It's old news that SGX is attempting to acquire ASX.
The merger is probably going to be value-destroying, as most M&A deals are. See here. The mature Australian market, the imminent loss of monopoly status for the ASX, and the massive amounts of debt AND equity that the SGX has to issue will probably drag down earnings badly in coming years.
The question to ask, of course, is the old Latin adage, "Cui Bono?"
SGX's senior management, and especially its new CEO, are the likeliest beneficiaries of any deal. They will reap massive bonuses for such a "bold" and "audacious" move should a deal go through. They might even be lauded as being "visionary" and showing "leadership". Not only that, as a helpful side benefit, CEO pay of financial institutions is highly correlated with the market capitalization of the institution. It's why banks have evolved to become TBTF.
When it's time to pay the piper, however, Magnus Bocker should have departed long ago to greener pastures. And the shareholders will reap a bitter harvest.
Why am I talking about this? Because the government doesn't operate so differently.
The government frequently rotates senior civil servants, especially scholars, among different ministries and government entities, arguing that doing so broadens exposure and helps senior civil servants to network with each other so the wheels of power are greased whenever things need to get done. We saw this most recently for YOG when everything including the kitchen sink was thrown at it to make it a "success".
What is less commonly known is that highly motivated Type-A civil servants like to leave a distinguishing mark on their most recently assumed 2-5 year appointment, a giant ego-stroking "I was here and I did [insert grandiose, high-falutin' project]". Kind of like a mongrel cur leaving a huge stinking piss stain to obliterate the mark left behind by the previous dog.
Indicators of such propensities include but are not limited to:
a) making deprecating remarks about one’s predecessor’s efforts, particularly remarks that have just the right balance of both obsequiousness, condescension and outright disdain [can’t be too obvious about it, right?].
b) insisting on a new five-year roadmap after just two years into the previous one [which was the length of tenure for the previous appointment holder], with an ironclad requirement that the new roadmap must be sufficiently different from the old one.
c) spending a lot of money underwriting a huge project with nebulous objectives, vague sounding actionable plans, lots of buzzwords, and making sure that it enjoys heavy publicity and the appearance of consultation.

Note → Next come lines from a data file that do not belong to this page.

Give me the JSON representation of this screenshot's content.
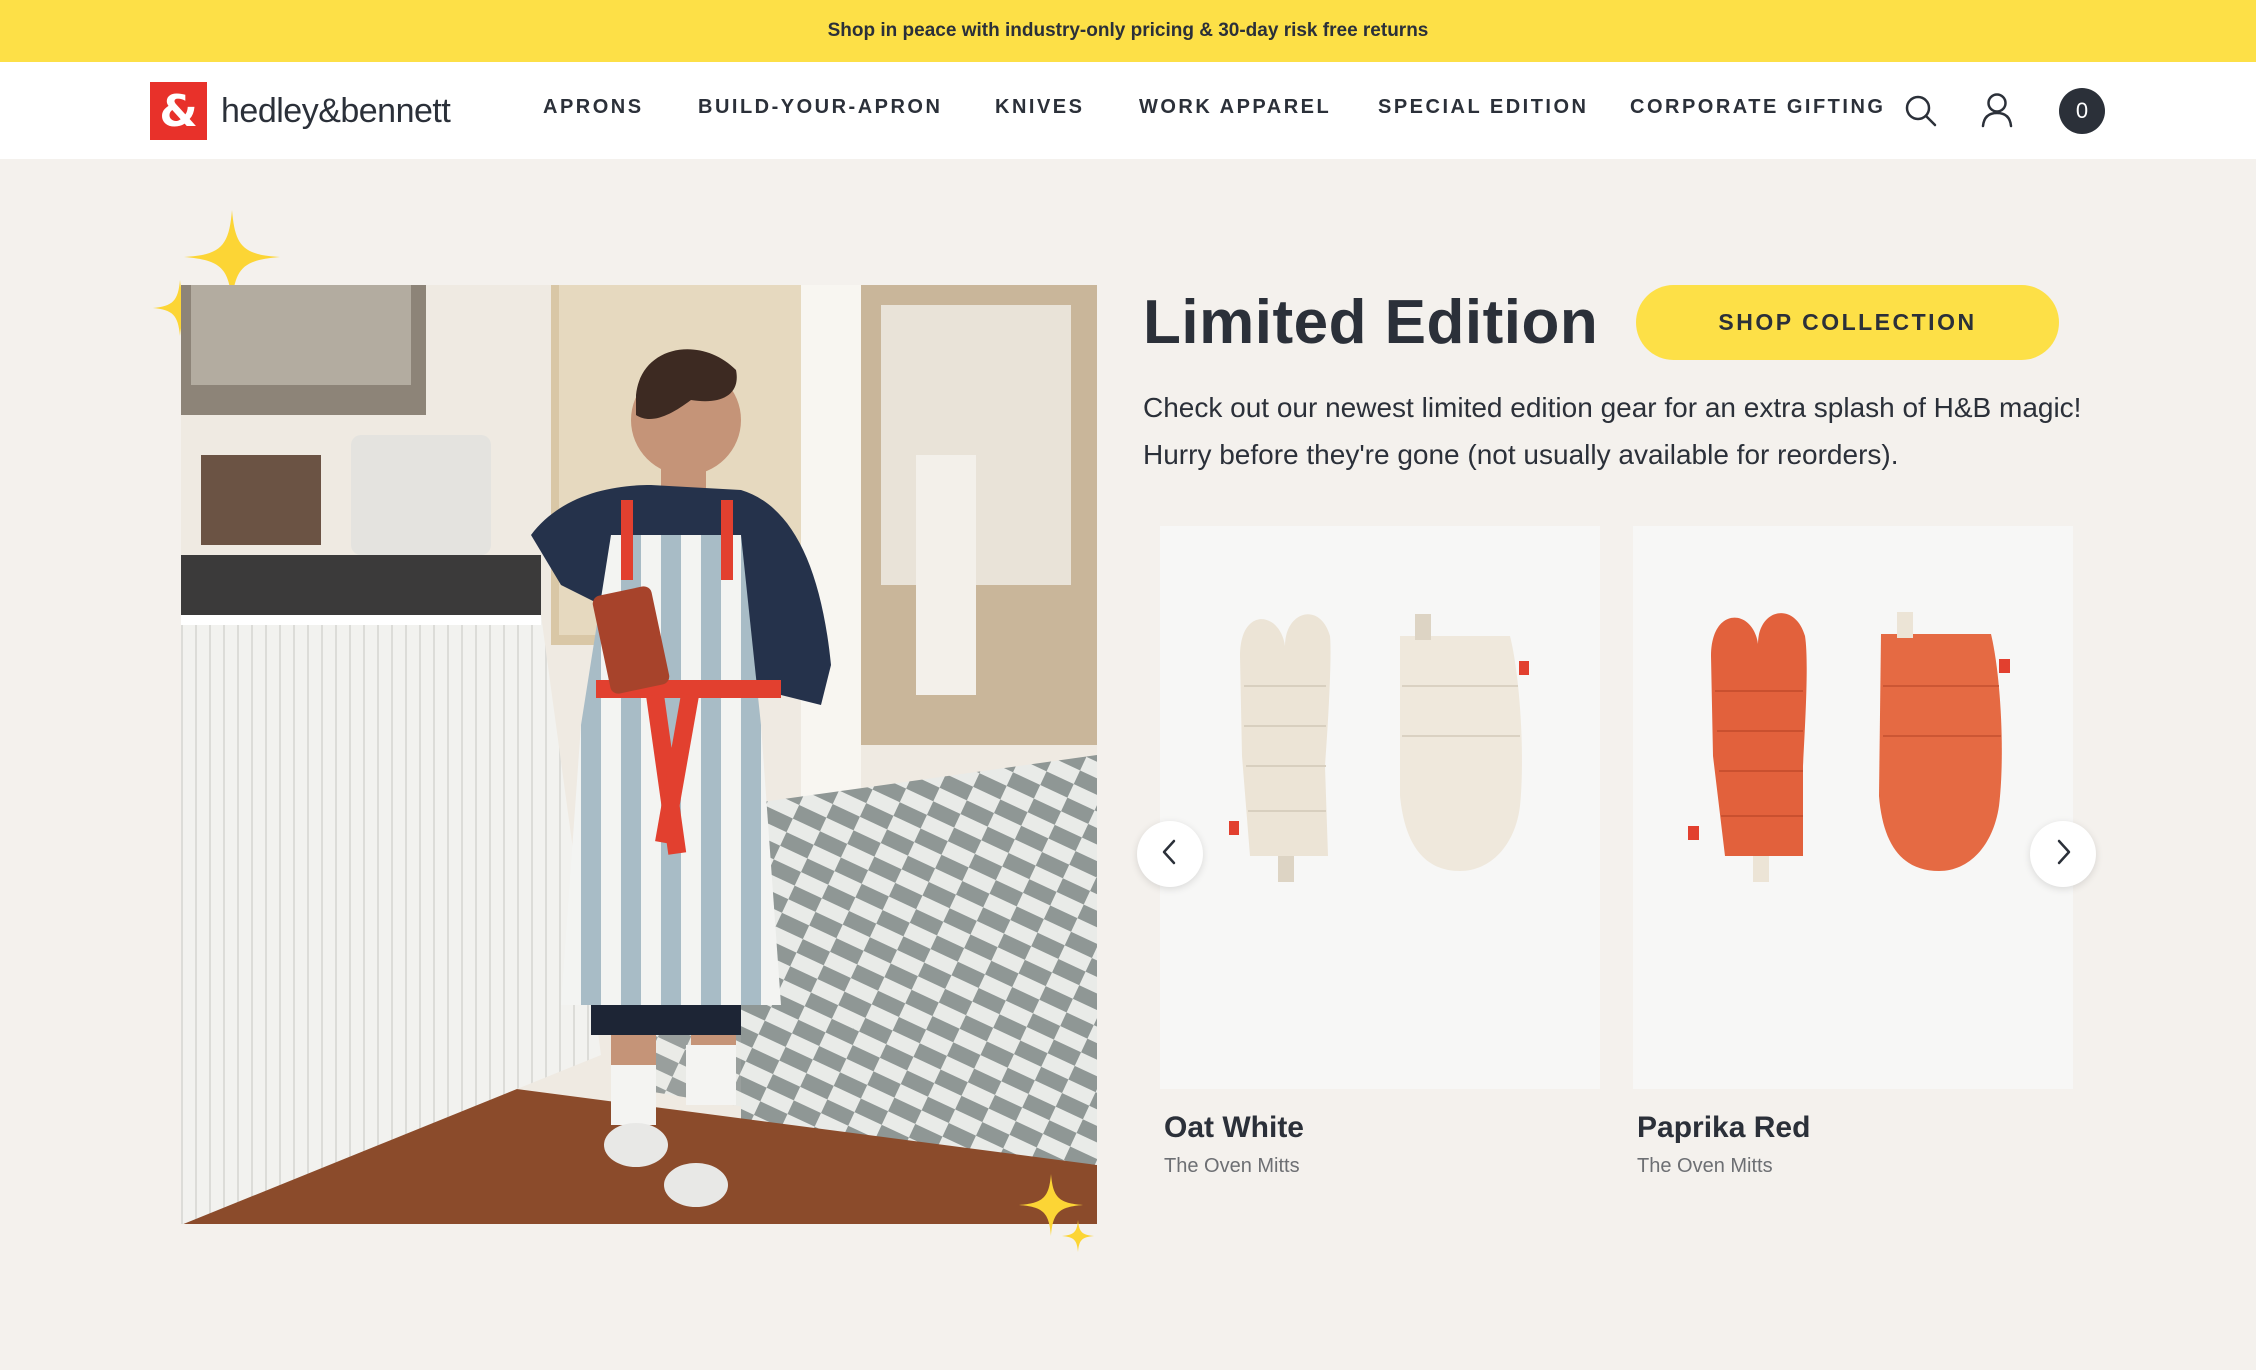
{
  "announcement": {
    "text": "Shop in peace with industry-only pricing & 30-day risk free returns"
  },
  "header": {
    "logo_mark": "&",
    "logo_text": "hedley&bennett",
    "nav": [
      "APRONS",
      "BUILD-YOUR-APRON",
      "KNIVES",
      "WORK APPAREL",
      "SPECIAL EDITION",
      "CORPORATE GIFTING"
    ],
    "icons": [
      "search-icon",
      "account-icon",
      "cart-icon"
    ],
    "cart_count": "0"
  },
  "hero": {
    "title": "Limited Edition",
    "cta_label": "SHOP COLLECTION",
    "description": "Check out our newest limited edition gear for an extra splash of H&B magic! Hurry before they're gone (not usually available for reorders)."
  },
  "products": [
    {
      "name": "Oat White",
      "subtitle": "The Oven Mitts",
      "color": "#ece4d6"
    },
    {
      "name": "Paprika Red",
      "subtitle": "The Oven Mitts",
      "color": "#e2613c"
    }
  ],
  "colors": {
    "accent_yellow": "#fde047",
    "brand_red": "#e8312a",
    "text_dark": "#2b3039",
    "page_bg": "#f4f1ed"
  }
}
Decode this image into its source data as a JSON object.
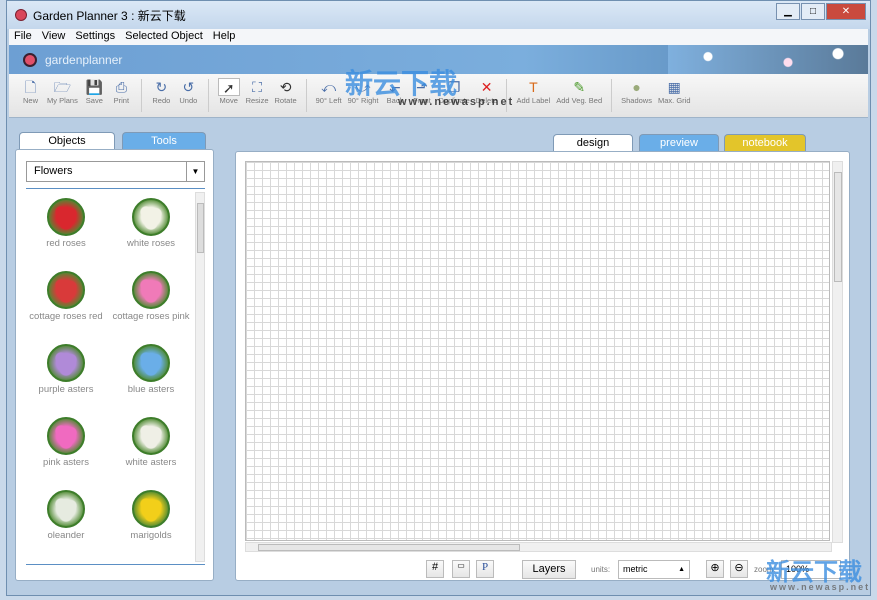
{
  "window": {
    "title": "Garden Planner 3 : 新云下载"
  },
  "menu": [
    "File",
    "View",
    "Settings",
    "Selected Object",
    "Help"
  ],
  "banner": {
    "logo_text": "gardenplanner"
  },
  "toolbar": [
    {
      "label": "New",
      "icon": "new-file-icon"
    },
    {
      "label": "My Plans",
      "icon": "folder-icon"
    },
    {
      "label": "Save",
      "icon": "save-icon"
    },
    {
      "label": "Print",
      "icon": "print-icon"
    },
    {
      "label": "Redo",
      "icon": "redo-icon"
    },
    {
      "label": "Undo",
      "icon": "undo-icon"
    },
    {
      "label": "Move",
      "icon": "move-arrow-icon"
    },
    {
      "label": "Resize",
      "icon": "resize-icon"
    },
    {
      "label": "Rotate",
      "icon": "rotate-icon"
    },
    {
      "label": "90° Left",
      "icon": "rotate-left-icon"
    },
    {
      "label": "90° Right",
      "icon": "rotate-right-icon"
    },
    {
      "label": "Back",
      "icon": "send-back-icon"
    },
    {
      "label": "Front",
      "icon": "bring-front-icon"
    },
    {
      "label": "Duplicate",
      "icon": "duplicate-icon"
    },
    {
      "label": "Delete",
      "icon": "delete-icon"
    },
    {
      "label": "Add Label",
      "icon": "text-label-icon"
    },
    {
      "label": "Add Veg. Bed",
      "icon": "veg-bed-icon"
    },
    {
      "label": "Shadows",
      "icon": "shadows-icon"
    },
    {
      "label": "Max. Grid",
      "icon": "max-grid-icon"
    }
  ],
  "left_panel": {
    "tabs": [
      "Objects",
      "Tools"
    ],
    "category": "Flowers",
    "items": [
      {
        "label": "red roses",
        "color": "#d9272e"
      },
      {
        "label": "white roses",
        "color": "#f2f2e6"
      },
      {
        "label": "cottage roses red",
        "color": "#d93a3a"
      },
      {
        "label": "cottage roses pink",
        "color": "#f07ab8"
      },
      {
        "label": "purple asters",
        "color": "#b08ad8"
      },
      {
        "label": "blue asters",
        "color": "#6aaee8"
      },
      {
        "label": "pink asters",
        "color": "#f06ac0"
      },
      {
        "label": "white asters",
        "color": "#efefe6"
      },
      {
        "label": "oleander",
        "color": "#e6ebe0"
      },
      {
        "label": "marigolds",
        "color": "#f2cf1a"
      }
    ]
  },
  "view_tabs": [
    {
      "label": "design",
      "color": "#ffffff"
    },
    {
      "label": "preview",
      "color": "#6aaee8"
    },
    {
      "label": "notebook",
      "color": "#e3c52a"
    }
  ],
  "bottom": {
    "layers": "Layers",
    "units_label": "units:",
    "units": "metric",
    "zoom_label": "zoom:",
    "zoom": "100%"
  },
  "watermark": {
    "text": "新云下载",
    "url": "www.newasp.net"
  }
}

It hasn't been uncommon encountering itinerant, know-it-all, hard-to-please dilettantes in my professional life. I call the phenomenon "Gai3 Chao2 Huan4 Dai4". On a practical note, a proposed project that takes more time to complete than the tenure of the local emperor is usually DOA.
For c) above, do not ever mistake such a project for a vanity project. A vanity project is frivolous and wasteful, but ultimately transparent and relatively pure in intentions.
Such projects serve deeper, more mercenary objectives, namely to elevate the appointment holder’s prestige, and to pad the resume in a quest for a loftier appointment two or more years down the road. Hardly a vanity project; there’s an important goal firmly in sight, just not the one written in the project proposal.
The especially annoying thing is, when reasonable people point out flaws or problems with such a project, it's never the criticisms that are addressed. Instead, the loyalty of the critics is loudly called into question, their judgment or their lack of "vision" is rubbished, and they and their opinions are otherwise dismissed, naysayers and doubting Thomas' all.
In Singapore, the YOG was only just one example in recent memory. There are, of course, others. Here’s a recent one, for instance. Read the last comment in the article and you will see why.